Christmas is known as the most wonderful time of the year. Unfortunately, for most, it also tends to be the most expensive.
Plan early and get organised, and enjoy Christmas with less financial worry.
If you’re strapped for cash, but still want to celebrate in style, we’ve got five ideas to help raise some extra festive funds.
1. Cash in your loyalty card points
Save up your loyalty card points throughout the year, and use them to skim money off your Christmas shopping. Cash in any unused Morrisons, Tesco and Sainsbury’s Nectar card points when buying food and drink for the big Christmas dinner. These schemes also send out vouchers, so save these up and use them during the Christmas shop.
If you’re a Boots Advantage Card holder, use your unspent points to buy gifts — you can even use these in conjunction with their 3-for-2 Christmas gift shop. Use Money Saving Expert’s points checker to find out how much your unused points could be worth.
2. Rethink the way you send greetings
Over the years, it’s easy to get into the habit of sending cards to those we aren’t even particularly close to anymore. If you’re not sure you can afford to send cards to every great aunt, long-lost uncle and distant cousin you haven’t seen in years, then perhaps it’s time to rethink how you send Christmas wishes.
Instead of spending a small fortune on cards and postage to far-flung relatives and friends, try sending festive wishes via e-cards. For a special touch, spend a few minutes crafting a personalised message to send with them. Your recipients will likely appreciate a long, thoughtful message far more than a paper card that was destined for the recycling bin anyway.
3. Bake your own gifts
According to a report by RetailMeNot, the average person expected to spend £473.83 on Christmas gifts in 2016. If that staggering figure is outside your budget, why not try your hand at making your own Christmas gifts? Not only are they much cheaper than shop-bought versions, but a handmade present will show you’ve really taken the time and made an effort.
Try giving home baked biscuits as a gift. Our Christmas recipe guide contains plenty of ideas to get you started. Show the finished biscuits off by presenting them in a clear polythene bag, and tie with a festive ribbon. Not only will baking your own gifts save you some money, but it’s also a festive family activity, so be sure to get the kids involved.
4. Sell unwanted items
Looking to clear some clutter and make some quick cash? Pack up the car, set your alarm clock, and head out to a local boot sale. You can find your nearest sale using Car Boot Junction’s handy map. A boot sale is an especially thrifty way boost your Christmas budget because you can sell items you’d otherwise throw away — even things you thought would never sell may surprise you.

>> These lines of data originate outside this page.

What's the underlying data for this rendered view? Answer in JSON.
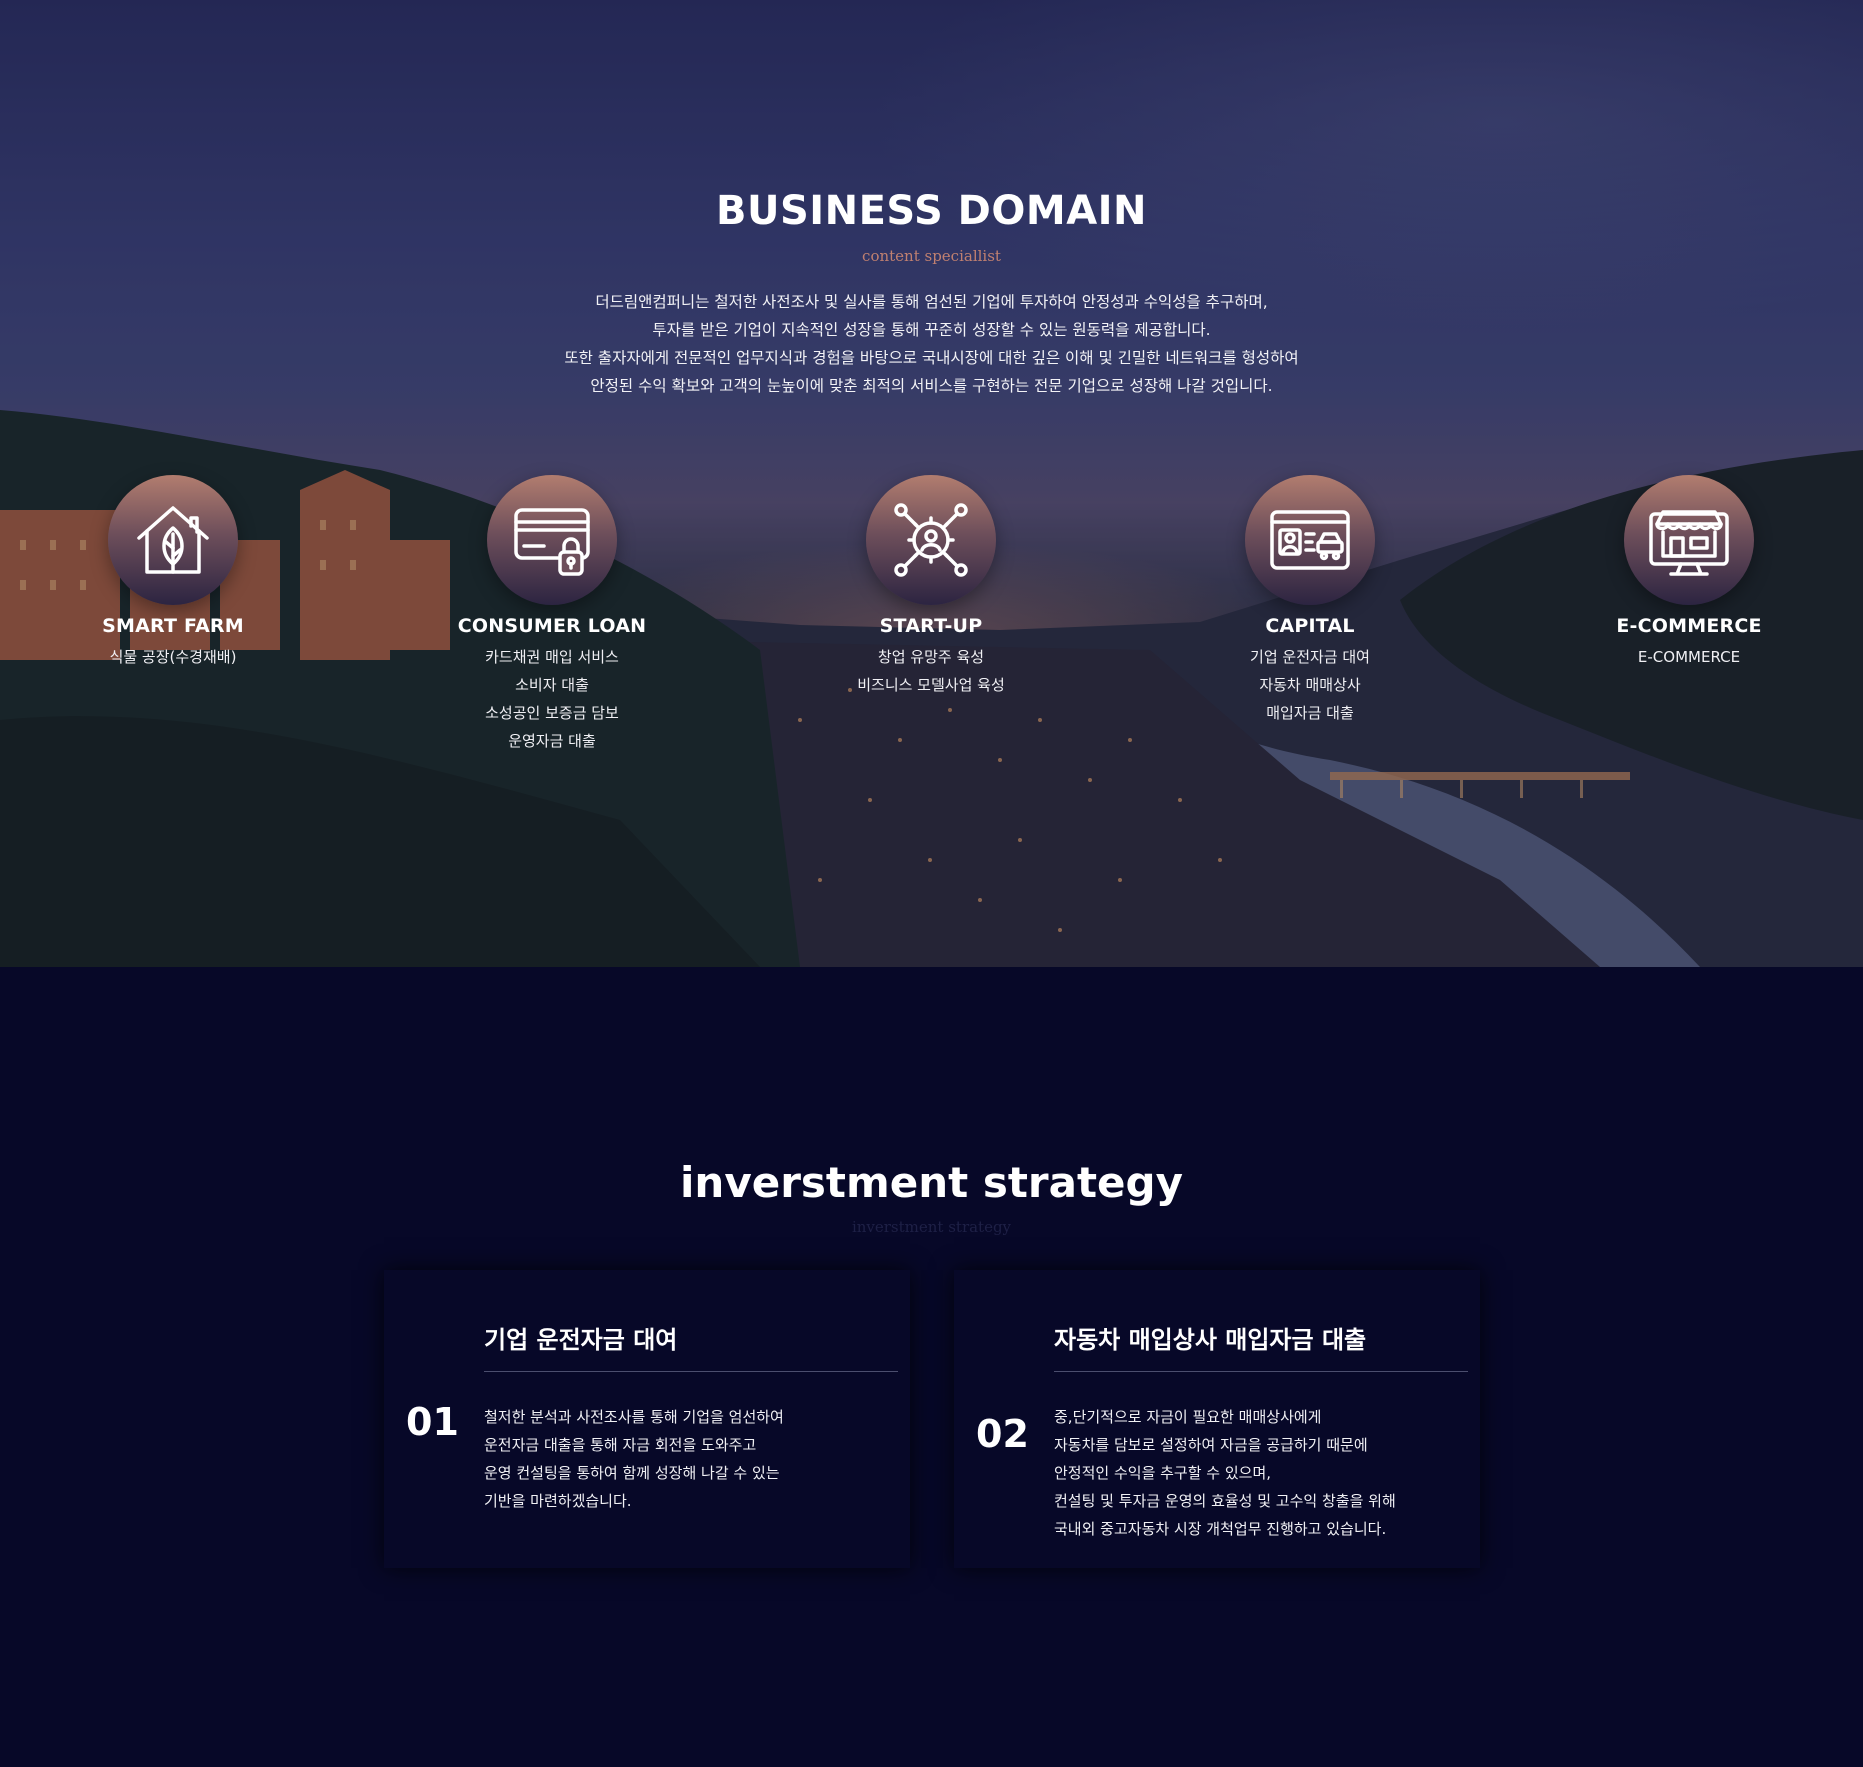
{
  "business_domain": {
    "title": "BUSINESS DOMAIN",
    "subtitle": "content speciallist",
    "description": [
      "더드림앤컴퍼니는 철저한 사전조사 및 실사를 통해 엄선된 기업에 투자하여 안정성과 수익성을 추구하며,",
      "투자를 받은 기업이 지속적인 성장을 통해 꾸준히 성장할 수 있는 원동력을 제공합니다.",
      "또한 출자자에게 전문적인 업무지식과 경험을 바탕으로 국내시장에 대한 깊은 이해 및 긴밀한 네트워크를 형성하여",
      "안정된 수익 확보와 고객의 눈높이에 맞춘 최적의 서비스를 구현하는 전문 기업으로 성장해 나갈 것입니다."
    ],
    "domains": [
      {
        "name": "SMART FARM",
        "icon": "smart-farm-house-leaf-icon",
        "items": [
          "식물 공장(수경재배)"
        ]
      },
      {
        "name": "CONSUMER LOAN",
        "icon": "credit-card-lock-icon",
        "items": [
          "카드채권 매입 서비스",
          "소비자 대출",
          "소성공인 보증금 담보",
          "운영자금 대출"
        ]
      },
      {
        "name": "START-UP",
        "icon": "gear-network-user-icon",
        "items": [
          "창업 유망주 육성",
          "비즈니스 모델사업 육성"
        ]
      },
      {
        "name": "CAPITAL",
        "icon": "id-card-car-icon",
        "items": [
          "기업 운전자금 대여",
          "자동차 매매상사",
          "매입자금 대출"
        ]
      },
      {
        "name": "E-COMMERCE",
        "icon": "online-store-monitor-icon",
        "items": [
          "E-COMMERCE"
        ]
      }
    ]
  },
  "strategy": {
    "title": "inverstment strategy",
    "subtitle": "inverstment strategy",
    "cards": [
      {
        "number": "01",
        "title": "기업 운전자금 대여",
        "lines": [
          "철저한 분석과 사전조사를 통해 기업을 엄선하여",
          "운전자금 대출을 통해 자금 회전을 도와주고",
          "운영 컨설팅을 통하여 함께 성장해 나갈 수 있는",
          "기반을 마련하겠습니다."
        ]
      },
      {
        "number": "02",
        "title": "자동차 매입상사 매입자금 대출",
        "lines": [
          "중,단기적으로 자금이 필요한 매매상사에게",
          "자동차를 담보로 설정하여 자금을 공급하기 때문에",
          "안정적인 수익을 추구할 수 있으며,",
          "컨설팅 및 투자금 운영의 효율성 및 고수익 창출을 위해",
          "국내외 중고자동차 시장 개척업무 진행하고 있습니다."
        ]
      }
    ]
  },
  "colors": {
    "page_background": "#070828",
    "accent_subtitle": "#c08070",
    "icon_circle_top": "#b27d6f",
    "icon_circle_bottom": "#2c2441"
  }
}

You’ll have more success selling items of lesser value at boot sales, so keep prices cheap and sell anything you think is worth a bit more online. Whether it’s a designer dress you never wear, or a gift from last year you don’t want, pawning unused items online is a great way to raise some quick cash, especially if it’s something you won’t miss. H&T promise to buy almost anything and allow you to apply for a quote online, so raid your wardrobe and jewellery box to see what you could make.
5. Become a mystery shopper

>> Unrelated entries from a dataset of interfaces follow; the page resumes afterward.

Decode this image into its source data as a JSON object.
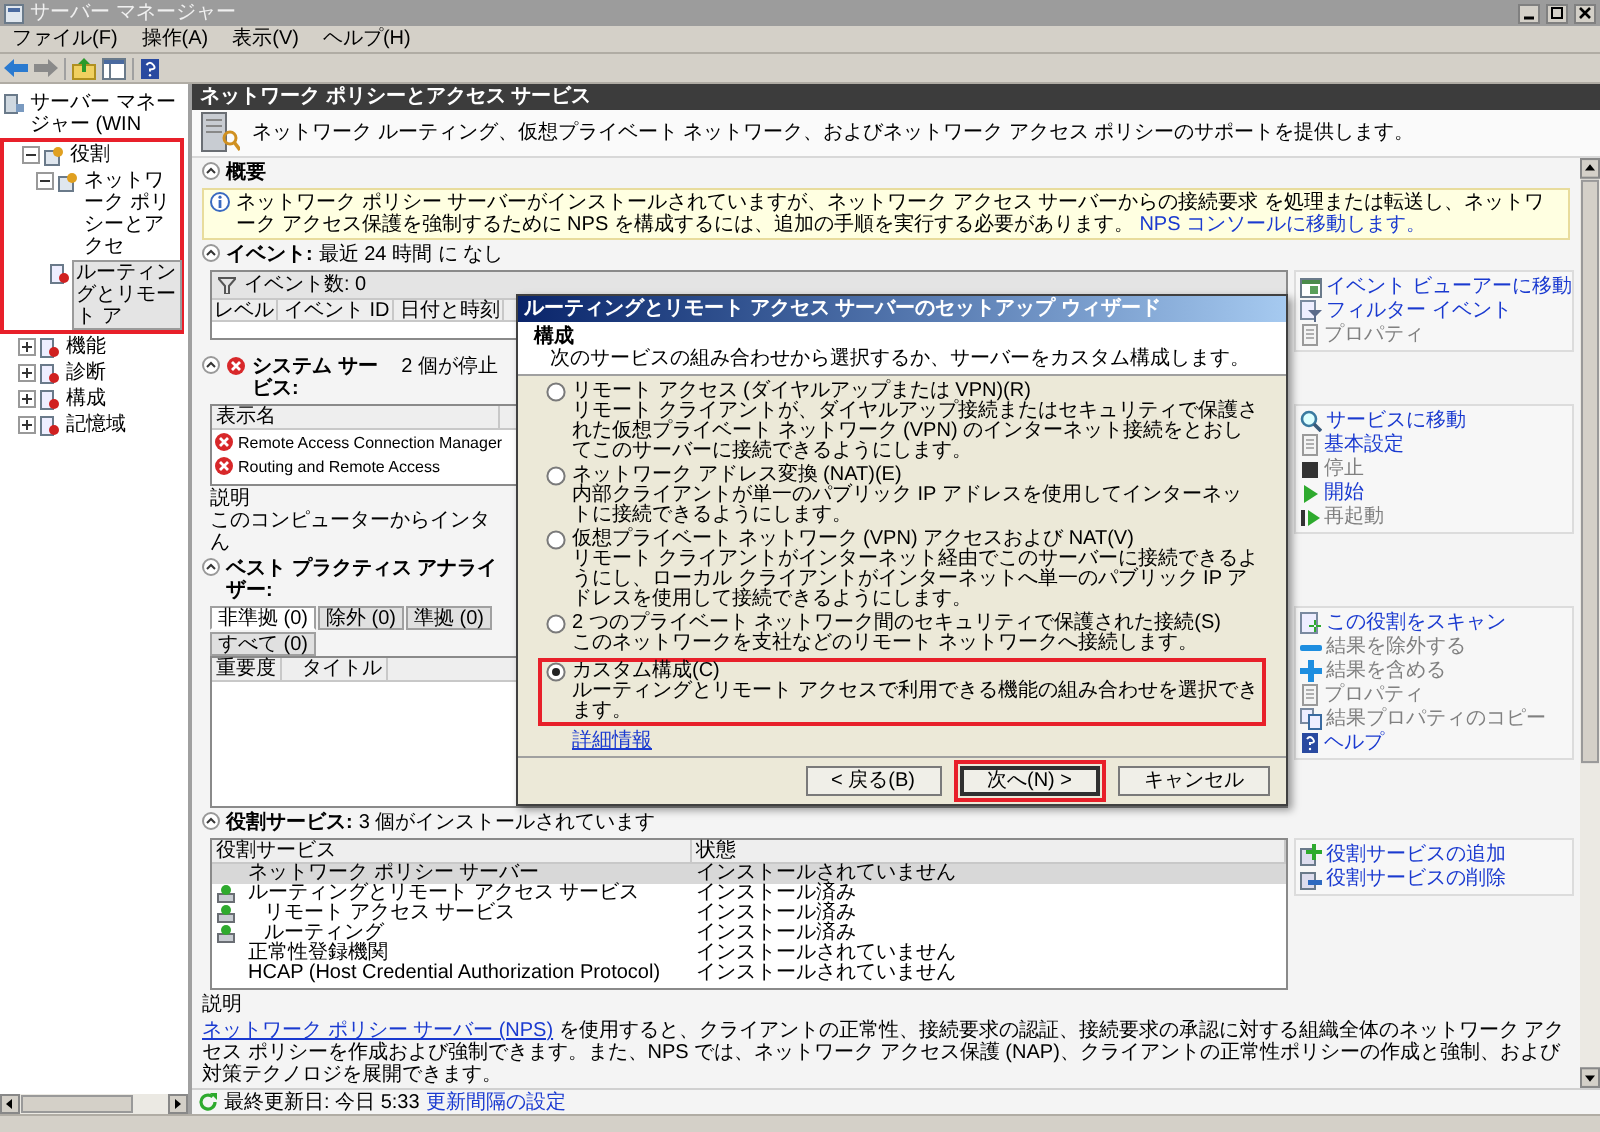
{
  "window": {
    "title": "サーバー マネージャー"
  },
  "menu": [
    "ファイル(F)",
    "操作(A)",
    "表示(V)",
    "ヘルプ(H)"
  ],
  "tree": {
    "label": "サーバー マネージャー (WIN",
    "selected": false,
    "highlighted": false,
    "children": [
      {
        "label": "役割",
        "expanded": true,
        "selected": false,
        "highlighted": true,
        "children": [
          {
            "label": "ネットワーク ポリシーとアクセ",
            "expanded": true,
            "selected": false,
            "highlighted": false,
            "children": [
              {
                "label": "ルーティングとリモート ア",
                "selected": true,
                "highlighted": false
              }
            ]
          }
        ]
      },
      {
        "label": "機能",
        "expanded": false,
        "selected": false,
        "highlighted": false
      },
      {
        "label": "診断",
        "expanded": false,
        "selected": false,
        "highlighted": false
      },
      {
        "label": "構成",
        "expanded": false,
        "selected": false,
        "highlighted": false
      },
      {
        "label": "記憶域",
        "expanded": false,
        "selected": false,
        "highlighted": false
      }
    ]
  },
  "content": {
    "title": "ネットワーク ポリシーとアクセス サービス",
    "description": "ネットワーク ルーティング、仮想プライベート ネットワーク、およびネットワーク アクセス ポリシーのサポートを提供します。"
  },
  "overview": {
    "title": "概要",
    "info": "ネットワーク ポリシー サーバーがインストールされていますが、ネットワーク アクセス サーバーからの接続要求 を処理または転送し、ネットワーク アクセス保護を強制するために NPS を構成するには、追加の手順を実行する必要があります。",
    "link": "NPS コンソールに移動します。"
  },
  "events": {
    "title": "イベント:",
    "summary": "最近 24 時間 に なし",
    "filter": "イベント数: 0",
    "columns": [
      "レベル",
      "イベント ID",
      "日付と時刻"
    ],
    "actions": [
      {
        "label": "イベント ビューアーに移動",
        "disabled": false
      },
      {
        "label": "フィルター イベント",
        "disabled": false
      },
      {
        "label": "プロパティ",
        "disabled": true
      }
    ]
  },
  "services": {
    "title": "システム サービス:",
    "summary": "2 個が停止",
    "alert": true,
    "columns": [
      "表示名"
    ],
    "rows": [
      {
        "name": "Remote Access Connection Manager",
        "stopped": true
      },
      {
        "name": "Routing and Remote Access",
        "stopped": true
      }
    ],
    "description_label": "説明",
    "description": [
      "このコンピューターからインタ",
      "ん"
    ],
    "actions": [
      {
        "label": "サービスに移動",
        "disabled": false
      },
      {
        "label": "基本設定",
        "disabled": false
      },
      {
        "label": "停止",
        "disabled": true
      },
      {
        "label": "開始",
        "disabled": false
      },
      {
        "label": "再起動",
        "disabled": true
      }
    ]
  },
  "bpa": {
    "title": "ベスト プラクティス アナライザー:",
    "tabs": [
      {
        "label": "非準拠 (0)",
        "selected": true
      },
      {
        "label": "除外 (0)",
        "selected": false
      },
      {
        "label": "準拠 (0)",
        "selected": false
      },
      {
        "label": "すべて (0)",
        "selected": false
      }
    ],
    "columns": [
      "重要度",
      "タイトル"
    ],
    "actions": [
      {
        "label": "この役割をスキャン",
        "disabled": false
      },
      {
        "label": "結果を除外する",
        "disabled": true
      },
      {
        "label": "結果を含める",
        "disabled": true
      },
      {
        "label": "プロパティ",
        "disabled": true
      },
      {
        "label": "結果プロパティのコピー",
        "disabled": true
      },
      {
        "label": "ヘルプ",
        "disabled": false
      }
    ]
  },
  "role_services": {
    "title": "役割サービス:",
    "summary": "3 個がインストールされています",
    "columns": [
      "役割サービス",
      "状態"
    ],
    "rows": [
      {
        "name": "ネットワーク ポリシー サーバー",
        "status": "インストールされていません",
        "installed": false,
        "selected": true
      },
      {
        "name": "ルーティングとリモート アクセス サービス",
        "status": "インストール済み",
        "installed": true,
        "selected": false,
        "children": [
          {
            "name": "リモート アクセス サービス",
            "status": "インストール済み",
            "installed": true,
            "selected": false
          },
          {
            "name": "ルーティング",
            "status": "インストール済み",
            "installed": true,
            "selected": false
          }
        ]
      },
      {
        "name": "正常性登録機関",
        "status": "インストールされていません",
        "installed": false,
        "selected": false
      },
      {
        "name": "HCAP (Host Credential Authorization Protocol)",
        "status": "インストールされていません",
        "installed": false,
        "selected": false
      }
    ],
    "description_label": "説明",
    "description_link": "ネットワーク ポリシー サーバー (NPS)",
    "description": "を使用すると、クライアントの正常性、接続要求の認証、接続要求の承認に対する組織全体のネットワーク アクセス ポリシーを作成および強制できます。また、NPS では、ネットワーク アクセス保護 (NAP)、クライアントの正常性ポリシーの作成と強制、および対策テクノロジを展開できます。",
    "actions": [
      {
        "label": "役割サービスの追加",
        "disabled": false
      },
      {
        "label": "役割サービスの削除",
        "disabled": false
      }
    ]
  },
  "footer": {
    "updated": "最終更新日: 今日 5:33",
    "link": "更新間隔の設定"
  },
  "dialog": {
    "title": "ルーティングとリモート アクセス サーバーのセットアップ ウィザード",
    "heading": "構成",
    "subheading": "次のサービスの組み合わせから選択するか、サーバーをカスタム構成します。",
    "options": [
      {
        "label": "リモート アクセス (ダイヤルアップまたは VPN)(R)",
        "description": "リモート クライアントが、ダイヤルアップ接続またはセキュリティで保護された仮想プライベート ネットワーク (VPN) のインターネット接続をとおしてこのサーバーに接続できるようにします。",
        "selected": false,
        "highlighted": false
      },
      {
        "label": "ネットワーク アドレス変換 (NAT)(E)",
        "description": "内部クライアントが単一のパブリック IP アドレスを使用してインターネットに接続できるようにします。",
        "selected": false,
        "highlighted": false
      },
      {
        "label": "仮想プライベート ネットワーク (VPN) アクセスおよび NAT(V)",
        "description": "リモート クライアントがインターネット経由でこのサーバーに接続できるようにし、ローカル クライアントがインターネットへ単一のパブリック IP アドレスを使用して接続できるようにします。",
        "selected": false,
        "highlighted": false
      },
      {
        "label": "2 つのプライベート ネットワーク間のセキュリティで保護された接続(S)",
        "description": "このネットワークを支社などのリモート ネットワークへ接続します。",
        "selected": false,
        "highlighted": false
      },
      {
        "label": "カスタム構成(C)",
        "description": "ルーティングとリモート アクセスで利用できる機能の組み合わせを選択できます。",
        "selected": true,
        "highlighted": true
      }
    ],
    "link": "詳細情報",
    "buttons": [
      {
        "label": "< 戻る(B)",
        "default": false,
        "highlighted": false
      },
      {
        "label": "次へ(N) >",
        "default": true,
        "highlighted": true
      },
      {
        "label": "キャンセル",
        "default": false,
        "highlighted": false
      }
    ]
  }
}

A mystery shopper is paid to fill out surveys about their in-store experiences. If you’re willing to spend a bit of time sharing your feedback, this could be a great opportunity to earn money while you do your Christmas shopping.
During the assignment, you’ll be required to visit a specific store, before filling out a survey detailing your experience. A typical survey will usually ask about aspects of the shop, like customer service or how easy it was to find certain products. If you want to learn more, take a look at our guide to becoming a mystery shopper. You’ll want to do your research to find the highest-paying websites, so shop around.
Christmas doesn’t have to cost a fortune, and there are plenty of ways to boost your cash. Follow these tips, and you should soon see some valuable savings in the run up to the festive period.